Related In: Results  -  Collection

License
Show All Figures
getmorefigures.php?uid=PMC4383351&req=5

fig01: Mean corpuscular volumes (MCVs) and osmotic fragility profiles for different thalassaemic genotypes. In panel (A), bars represent the mean ± 1 standard deviation for the MCV of each indicated genotype; sample sizes are indicated above each bar. Where a sample was stated to consist only of males or females, this has been indicated with ‘M’ or ‘F’. Markers lacking error bars represent reported values from single individuals of the indicated genotype. The ‘normal’ and alpha thalassaemia data are taken from Table 11·4 of Weatherall and Clegg (2001), and are MCV values for individuals >16 years of age. The beta thalassaemic and alpha-beta thalassaemic data are taken from Kanavakis et al (1982), Rosatelli et al (1984), Maccioni and Cao (1985), Sanna et al (1980) and Melis et al (1983). Sanna et al (1980) reported MCV values for alpha thalassaemic individuals defined phenotypically; we have assumed this sample to represent homozygotes for ‘−α’. The one tube osmotic fragility test (OTOFT) MCV data are from Yazdani et al (2008). Panel (B) illustrates haemolysis rates (y axis) for different concentrations of NaCl (x axis) for compound alpha-beta thalassaemia heterozygotes and normal cells (Maccioni & Cao, 1985). No distinction was made in that study between different forms of alpha thalassaemia. The Sanna et al data in panel (A) were extracted from graphs in Sanna et al (1980) using GetData Graph Digitizer. The curves in panel (B) were extracted using GetData Graph Digitizer from: Journal of Medical Genetics, Maccioni, L. & Cao, A., 22, 374–376, copyright 1985. With permission from BMJ Publishing Group Ltd.
Mentions: Figure1A compares reported mean corpuscular volume (MCV) values of red blood cells from individuals carrying different combinations of thalassaemic mutations (Sanna et al, 1980; Kanavakis et al, 1982; Melis et al, 1983; Rosatelli et al, 1984; Maccioni & Cao, 1985; Weatherall & Clegg, 2001), together with the MCVs of blood samples that tested either positive or negative in a OTOFT (Yazdani et al, 2008). The low MCV of carriers of either alpha or beta thalassaemia can be elevated by the coinheritance of alpha and beta thalassaemic mutations, due to the aforementioned ameliorative effect of balancing out globin chain synthesis, such that the range of MCV values for −α/−α ββT individuals overlaps the range of MCV values that tested negative in the OTOFT. This suggests there may be a risk of −α/−α ββT individuals being missed by the OTOFT screen.

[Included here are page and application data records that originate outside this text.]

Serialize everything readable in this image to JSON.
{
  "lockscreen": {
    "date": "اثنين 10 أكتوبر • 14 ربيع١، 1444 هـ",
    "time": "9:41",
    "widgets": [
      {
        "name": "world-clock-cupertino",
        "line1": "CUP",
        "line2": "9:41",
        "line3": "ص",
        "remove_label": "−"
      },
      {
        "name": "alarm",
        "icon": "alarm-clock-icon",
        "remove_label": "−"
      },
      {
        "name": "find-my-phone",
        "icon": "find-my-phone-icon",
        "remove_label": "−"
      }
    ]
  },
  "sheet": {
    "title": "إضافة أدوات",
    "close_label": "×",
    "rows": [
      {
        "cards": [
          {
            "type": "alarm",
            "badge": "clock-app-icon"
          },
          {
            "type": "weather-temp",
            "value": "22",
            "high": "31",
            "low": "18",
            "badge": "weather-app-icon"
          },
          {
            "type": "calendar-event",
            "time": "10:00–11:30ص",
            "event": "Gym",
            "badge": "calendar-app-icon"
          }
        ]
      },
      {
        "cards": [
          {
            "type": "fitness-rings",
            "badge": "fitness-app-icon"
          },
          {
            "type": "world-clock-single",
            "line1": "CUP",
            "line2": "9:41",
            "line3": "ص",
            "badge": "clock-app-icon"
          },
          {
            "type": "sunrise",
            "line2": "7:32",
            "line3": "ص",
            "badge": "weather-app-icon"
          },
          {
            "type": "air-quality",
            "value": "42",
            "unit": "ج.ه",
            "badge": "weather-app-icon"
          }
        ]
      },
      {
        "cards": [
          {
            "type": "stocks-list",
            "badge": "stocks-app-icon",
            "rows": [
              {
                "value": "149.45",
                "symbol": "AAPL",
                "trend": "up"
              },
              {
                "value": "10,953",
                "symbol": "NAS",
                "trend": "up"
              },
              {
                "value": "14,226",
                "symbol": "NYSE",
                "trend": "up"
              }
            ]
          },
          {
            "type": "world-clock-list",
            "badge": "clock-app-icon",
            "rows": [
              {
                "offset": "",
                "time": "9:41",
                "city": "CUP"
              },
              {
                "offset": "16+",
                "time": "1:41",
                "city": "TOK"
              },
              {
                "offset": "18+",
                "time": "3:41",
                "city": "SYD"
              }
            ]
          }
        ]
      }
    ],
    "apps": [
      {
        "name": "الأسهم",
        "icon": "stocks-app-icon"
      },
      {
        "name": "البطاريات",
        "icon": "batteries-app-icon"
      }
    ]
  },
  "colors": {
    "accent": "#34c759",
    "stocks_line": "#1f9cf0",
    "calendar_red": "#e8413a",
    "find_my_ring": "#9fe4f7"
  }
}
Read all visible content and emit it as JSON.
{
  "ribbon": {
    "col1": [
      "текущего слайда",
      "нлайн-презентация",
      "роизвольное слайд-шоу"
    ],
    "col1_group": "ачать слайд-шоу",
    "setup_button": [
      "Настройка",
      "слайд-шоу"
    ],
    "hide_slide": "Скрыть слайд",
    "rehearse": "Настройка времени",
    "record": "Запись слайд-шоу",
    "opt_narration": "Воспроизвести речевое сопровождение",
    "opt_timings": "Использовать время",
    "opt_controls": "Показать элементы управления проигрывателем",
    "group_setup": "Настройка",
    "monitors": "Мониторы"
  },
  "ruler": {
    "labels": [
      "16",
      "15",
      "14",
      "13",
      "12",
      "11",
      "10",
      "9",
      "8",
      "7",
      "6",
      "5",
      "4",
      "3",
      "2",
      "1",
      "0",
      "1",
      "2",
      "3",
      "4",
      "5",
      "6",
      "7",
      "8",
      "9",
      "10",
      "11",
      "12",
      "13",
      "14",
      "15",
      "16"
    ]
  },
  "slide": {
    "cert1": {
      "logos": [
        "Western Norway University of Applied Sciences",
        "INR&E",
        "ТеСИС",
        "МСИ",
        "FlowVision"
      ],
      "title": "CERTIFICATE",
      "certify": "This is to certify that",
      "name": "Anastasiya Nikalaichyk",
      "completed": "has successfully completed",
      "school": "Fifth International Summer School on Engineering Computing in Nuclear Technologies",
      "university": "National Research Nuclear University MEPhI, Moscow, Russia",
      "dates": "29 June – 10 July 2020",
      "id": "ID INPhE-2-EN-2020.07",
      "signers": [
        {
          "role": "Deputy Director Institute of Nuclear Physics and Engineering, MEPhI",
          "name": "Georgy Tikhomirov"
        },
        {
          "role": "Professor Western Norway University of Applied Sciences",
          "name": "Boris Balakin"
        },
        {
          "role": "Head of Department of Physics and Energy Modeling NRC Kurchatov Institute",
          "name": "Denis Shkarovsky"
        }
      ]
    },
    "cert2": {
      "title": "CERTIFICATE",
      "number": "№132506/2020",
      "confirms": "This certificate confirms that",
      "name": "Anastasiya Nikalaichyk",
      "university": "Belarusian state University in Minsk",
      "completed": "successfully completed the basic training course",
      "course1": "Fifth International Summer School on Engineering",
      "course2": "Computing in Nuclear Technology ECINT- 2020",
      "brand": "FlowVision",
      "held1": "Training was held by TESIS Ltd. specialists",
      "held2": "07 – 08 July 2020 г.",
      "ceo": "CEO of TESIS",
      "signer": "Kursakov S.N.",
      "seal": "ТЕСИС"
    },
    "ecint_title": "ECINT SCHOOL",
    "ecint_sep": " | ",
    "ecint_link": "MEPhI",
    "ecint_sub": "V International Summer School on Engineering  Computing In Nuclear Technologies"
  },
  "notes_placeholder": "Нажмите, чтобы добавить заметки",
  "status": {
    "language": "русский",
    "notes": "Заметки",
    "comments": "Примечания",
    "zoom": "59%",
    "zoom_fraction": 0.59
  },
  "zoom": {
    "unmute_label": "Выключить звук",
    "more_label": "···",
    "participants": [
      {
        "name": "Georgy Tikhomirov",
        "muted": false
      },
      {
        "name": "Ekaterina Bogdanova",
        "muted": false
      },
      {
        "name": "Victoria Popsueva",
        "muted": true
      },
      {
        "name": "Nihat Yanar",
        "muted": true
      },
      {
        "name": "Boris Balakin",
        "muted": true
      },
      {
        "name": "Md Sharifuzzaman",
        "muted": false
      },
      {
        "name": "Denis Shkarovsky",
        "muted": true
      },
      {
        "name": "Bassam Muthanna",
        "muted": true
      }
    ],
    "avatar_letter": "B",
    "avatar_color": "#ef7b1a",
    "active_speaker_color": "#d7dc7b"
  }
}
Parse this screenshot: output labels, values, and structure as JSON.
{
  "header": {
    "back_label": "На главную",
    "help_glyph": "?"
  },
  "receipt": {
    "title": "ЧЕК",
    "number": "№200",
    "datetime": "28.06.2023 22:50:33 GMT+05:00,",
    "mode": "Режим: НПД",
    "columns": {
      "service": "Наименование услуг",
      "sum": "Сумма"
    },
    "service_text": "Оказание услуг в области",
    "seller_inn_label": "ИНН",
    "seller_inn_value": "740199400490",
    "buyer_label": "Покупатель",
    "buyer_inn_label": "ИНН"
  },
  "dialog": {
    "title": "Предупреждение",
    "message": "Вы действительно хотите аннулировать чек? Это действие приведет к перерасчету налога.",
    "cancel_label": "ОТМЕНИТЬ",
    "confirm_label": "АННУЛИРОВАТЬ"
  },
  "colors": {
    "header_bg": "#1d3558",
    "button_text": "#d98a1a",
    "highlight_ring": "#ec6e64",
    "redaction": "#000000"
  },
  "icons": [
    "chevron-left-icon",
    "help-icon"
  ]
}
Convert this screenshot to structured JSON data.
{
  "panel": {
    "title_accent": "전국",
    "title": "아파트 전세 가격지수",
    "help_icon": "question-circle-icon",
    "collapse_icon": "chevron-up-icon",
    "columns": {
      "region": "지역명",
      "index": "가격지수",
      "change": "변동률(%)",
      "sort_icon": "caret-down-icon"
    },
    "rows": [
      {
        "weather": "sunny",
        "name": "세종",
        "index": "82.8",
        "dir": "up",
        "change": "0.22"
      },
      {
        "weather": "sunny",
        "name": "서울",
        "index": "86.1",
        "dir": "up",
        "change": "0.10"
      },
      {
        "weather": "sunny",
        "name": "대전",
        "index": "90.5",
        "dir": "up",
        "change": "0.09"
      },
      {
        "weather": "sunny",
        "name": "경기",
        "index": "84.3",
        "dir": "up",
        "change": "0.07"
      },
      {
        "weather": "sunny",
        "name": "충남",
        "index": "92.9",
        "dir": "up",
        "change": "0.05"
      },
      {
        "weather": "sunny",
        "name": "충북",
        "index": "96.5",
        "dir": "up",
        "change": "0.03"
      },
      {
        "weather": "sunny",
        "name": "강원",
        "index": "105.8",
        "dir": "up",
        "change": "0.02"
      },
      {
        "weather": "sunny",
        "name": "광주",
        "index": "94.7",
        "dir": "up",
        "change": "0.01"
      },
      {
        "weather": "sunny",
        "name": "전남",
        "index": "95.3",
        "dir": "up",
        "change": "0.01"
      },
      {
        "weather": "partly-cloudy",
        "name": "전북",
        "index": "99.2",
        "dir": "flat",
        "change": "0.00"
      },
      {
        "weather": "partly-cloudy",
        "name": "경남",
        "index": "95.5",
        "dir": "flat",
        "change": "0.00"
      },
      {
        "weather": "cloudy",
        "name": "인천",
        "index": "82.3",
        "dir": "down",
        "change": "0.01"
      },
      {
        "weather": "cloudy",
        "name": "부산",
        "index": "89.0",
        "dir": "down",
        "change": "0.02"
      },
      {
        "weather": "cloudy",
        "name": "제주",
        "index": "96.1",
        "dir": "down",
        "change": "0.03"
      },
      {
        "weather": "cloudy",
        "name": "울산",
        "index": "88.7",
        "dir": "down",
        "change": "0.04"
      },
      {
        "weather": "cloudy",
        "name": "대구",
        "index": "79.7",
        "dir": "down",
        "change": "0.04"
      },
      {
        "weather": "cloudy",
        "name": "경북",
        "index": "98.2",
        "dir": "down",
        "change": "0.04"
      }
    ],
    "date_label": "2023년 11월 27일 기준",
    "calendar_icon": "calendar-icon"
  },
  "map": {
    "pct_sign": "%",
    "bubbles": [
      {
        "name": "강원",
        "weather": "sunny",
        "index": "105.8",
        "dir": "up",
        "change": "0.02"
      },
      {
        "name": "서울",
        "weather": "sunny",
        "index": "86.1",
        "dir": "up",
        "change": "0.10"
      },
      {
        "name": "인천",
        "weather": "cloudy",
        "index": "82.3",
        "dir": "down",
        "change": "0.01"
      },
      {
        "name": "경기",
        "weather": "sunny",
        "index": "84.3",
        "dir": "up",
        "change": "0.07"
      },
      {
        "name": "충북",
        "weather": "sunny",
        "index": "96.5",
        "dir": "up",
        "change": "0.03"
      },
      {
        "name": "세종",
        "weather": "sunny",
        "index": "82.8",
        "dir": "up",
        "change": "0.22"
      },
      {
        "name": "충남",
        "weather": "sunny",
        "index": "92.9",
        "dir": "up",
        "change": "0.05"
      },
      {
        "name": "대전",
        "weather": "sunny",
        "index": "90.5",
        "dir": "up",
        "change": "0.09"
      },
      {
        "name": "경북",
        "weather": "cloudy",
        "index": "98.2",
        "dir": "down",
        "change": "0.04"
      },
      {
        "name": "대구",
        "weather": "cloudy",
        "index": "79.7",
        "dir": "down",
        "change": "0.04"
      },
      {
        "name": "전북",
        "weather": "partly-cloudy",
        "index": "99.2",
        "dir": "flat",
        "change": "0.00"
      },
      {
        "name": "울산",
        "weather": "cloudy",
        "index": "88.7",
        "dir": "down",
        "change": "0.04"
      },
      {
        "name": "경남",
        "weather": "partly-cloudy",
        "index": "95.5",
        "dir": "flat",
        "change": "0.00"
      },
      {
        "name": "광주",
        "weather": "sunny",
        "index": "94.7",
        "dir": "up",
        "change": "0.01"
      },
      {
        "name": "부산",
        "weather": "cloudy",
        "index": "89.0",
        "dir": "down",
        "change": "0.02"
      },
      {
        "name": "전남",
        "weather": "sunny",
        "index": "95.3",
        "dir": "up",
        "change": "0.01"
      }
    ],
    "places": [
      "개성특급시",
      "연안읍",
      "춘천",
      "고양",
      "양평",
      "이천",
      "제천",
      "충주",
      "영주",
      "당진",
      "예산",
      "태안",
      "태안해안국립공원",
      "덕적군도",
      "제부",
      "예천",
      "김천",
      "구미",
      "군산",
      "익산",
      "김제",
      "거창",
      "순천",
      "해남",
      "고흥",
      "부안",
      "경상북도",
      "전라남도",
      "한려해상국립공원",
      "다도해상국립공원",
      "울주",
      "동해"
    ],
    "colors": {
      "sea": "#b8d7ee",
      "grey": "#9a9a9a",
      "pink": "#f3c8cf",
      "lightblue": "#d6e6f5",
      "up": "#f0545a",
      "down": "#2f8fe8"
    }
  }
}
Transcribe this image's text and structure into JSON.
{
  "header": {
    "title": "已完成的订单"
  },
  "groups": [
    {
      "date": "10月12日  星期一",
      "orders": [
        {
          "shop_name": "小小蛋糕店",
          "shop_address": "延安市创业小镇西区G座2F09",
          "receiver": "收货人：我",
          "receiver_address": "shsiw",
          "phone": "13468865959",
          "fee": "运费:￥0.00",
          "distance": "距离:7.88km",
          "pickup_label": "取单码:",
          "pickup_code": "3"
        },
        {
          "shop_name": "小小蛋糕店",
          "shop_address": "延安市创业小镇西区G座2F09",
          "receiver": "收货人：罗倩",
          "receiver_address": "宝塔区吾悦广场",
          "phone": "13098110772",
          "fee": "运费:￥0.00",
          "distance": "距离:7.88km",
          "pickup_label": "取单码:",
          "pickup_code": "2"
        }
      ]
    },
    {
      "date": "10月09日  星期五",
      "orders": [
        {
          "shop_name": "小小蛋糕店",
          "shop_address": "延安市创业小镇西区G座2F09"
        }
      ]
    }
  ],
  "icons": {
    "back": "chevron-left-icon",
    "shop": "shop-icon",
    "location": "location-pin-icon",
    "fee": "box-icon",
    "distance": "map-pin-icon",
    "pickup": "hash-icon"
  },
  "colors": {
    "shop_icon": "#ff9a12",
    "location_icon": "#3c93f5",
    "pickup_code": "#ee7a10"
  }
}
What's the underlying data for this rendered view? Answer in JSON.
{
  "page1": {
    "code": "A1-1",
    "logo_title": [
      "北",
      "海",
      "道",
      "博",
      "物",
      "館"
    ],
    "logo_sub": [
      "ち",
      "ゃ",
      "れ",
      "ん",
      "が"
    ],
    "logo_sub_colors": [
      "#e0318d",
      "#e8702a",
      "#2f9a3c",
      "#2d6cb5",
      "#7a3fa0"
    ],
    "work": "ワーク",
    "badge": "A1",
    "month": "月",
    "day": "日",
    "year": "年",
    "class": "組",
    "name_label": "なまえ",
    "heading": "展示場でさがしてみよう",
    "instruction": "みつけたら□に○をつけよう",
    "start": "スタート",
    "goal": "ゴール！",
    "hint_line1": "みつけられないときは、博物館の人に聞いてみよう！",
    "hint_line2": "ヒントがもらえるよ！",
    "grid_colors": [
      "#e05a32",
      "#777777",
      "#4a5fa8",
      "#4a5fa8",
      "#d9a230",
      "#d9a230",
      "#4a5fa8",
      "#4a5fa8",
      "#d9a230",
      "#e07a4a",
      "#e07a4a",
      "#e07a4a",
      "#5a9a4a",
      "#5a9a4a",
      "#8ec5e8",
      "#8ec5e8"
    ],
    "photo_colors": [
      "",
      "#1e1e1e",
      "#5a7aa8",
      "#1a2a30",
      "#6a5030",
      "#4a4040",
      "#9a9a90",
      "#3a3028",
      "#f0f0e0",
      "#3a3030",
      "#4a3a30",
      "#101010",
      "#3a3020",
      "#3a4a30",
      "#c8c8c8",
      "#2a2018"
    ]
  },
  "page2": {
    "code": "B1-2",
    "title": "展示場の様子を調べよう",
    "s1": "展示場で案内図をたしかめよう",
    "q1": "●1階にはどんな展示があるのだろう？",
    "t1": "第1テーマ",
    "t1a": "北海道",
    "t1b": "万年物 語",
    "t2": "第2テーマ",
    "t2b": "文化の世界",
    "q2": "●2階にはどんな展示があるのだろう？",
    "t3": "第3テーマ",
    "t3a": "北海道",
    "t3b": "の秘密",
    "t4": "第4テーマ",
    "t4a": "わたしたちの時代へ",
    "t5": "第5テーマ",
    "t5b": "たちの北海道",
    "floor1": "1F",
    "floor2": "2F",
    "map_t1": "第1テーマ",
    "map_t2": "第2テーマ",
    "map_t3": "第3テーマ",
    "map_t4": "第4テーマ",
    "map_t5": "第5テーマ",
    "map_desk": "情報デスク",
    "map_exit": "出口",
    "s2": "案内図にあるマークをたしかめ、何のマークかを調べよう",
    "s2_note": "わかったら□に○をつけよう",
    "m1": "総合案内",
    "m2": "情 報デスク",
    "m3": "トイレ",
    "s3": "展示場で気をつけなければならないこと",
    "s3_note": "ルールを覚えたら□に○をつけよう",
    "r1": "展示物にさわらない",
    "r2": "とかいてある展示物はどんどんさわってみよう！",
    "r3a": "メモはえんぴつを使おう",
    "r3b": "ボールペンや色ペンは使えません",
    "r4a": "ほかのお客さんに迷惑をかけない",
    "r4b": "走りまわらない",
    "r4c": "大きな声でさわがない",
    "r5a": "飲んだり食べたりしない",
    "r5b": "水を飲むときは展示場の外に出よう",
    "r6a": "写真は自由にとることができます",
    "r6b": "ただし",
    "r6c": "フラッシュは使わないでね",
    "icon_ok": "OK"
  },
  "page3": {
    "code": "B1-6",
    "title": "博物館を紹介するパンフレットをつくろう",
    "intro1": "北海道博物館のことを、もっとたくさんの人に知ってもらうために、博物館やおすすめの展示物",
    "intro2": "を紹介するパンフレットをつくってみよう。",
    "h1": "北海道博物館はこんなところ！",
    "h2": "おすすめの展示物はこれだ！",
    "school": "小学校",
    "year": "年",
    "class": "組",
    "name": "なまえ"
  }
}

Bottom Line: For both of these functions it is vital that the screen performed is suitably sensitive.Here we introduce a population genetic framework within which to quantify the likely sensitivity and specificity of the OTOFT in different epidemiological contexts.Our results therefore caution against the widespread application of OTOFTs in regions where these erythrocyte variants co-occur.

View Article: PubMed Central - PubMed

Affiliation: Department of Zoology, University of Oxford, Oxford, UK.

Show MeSH
Related in: MedlinePlus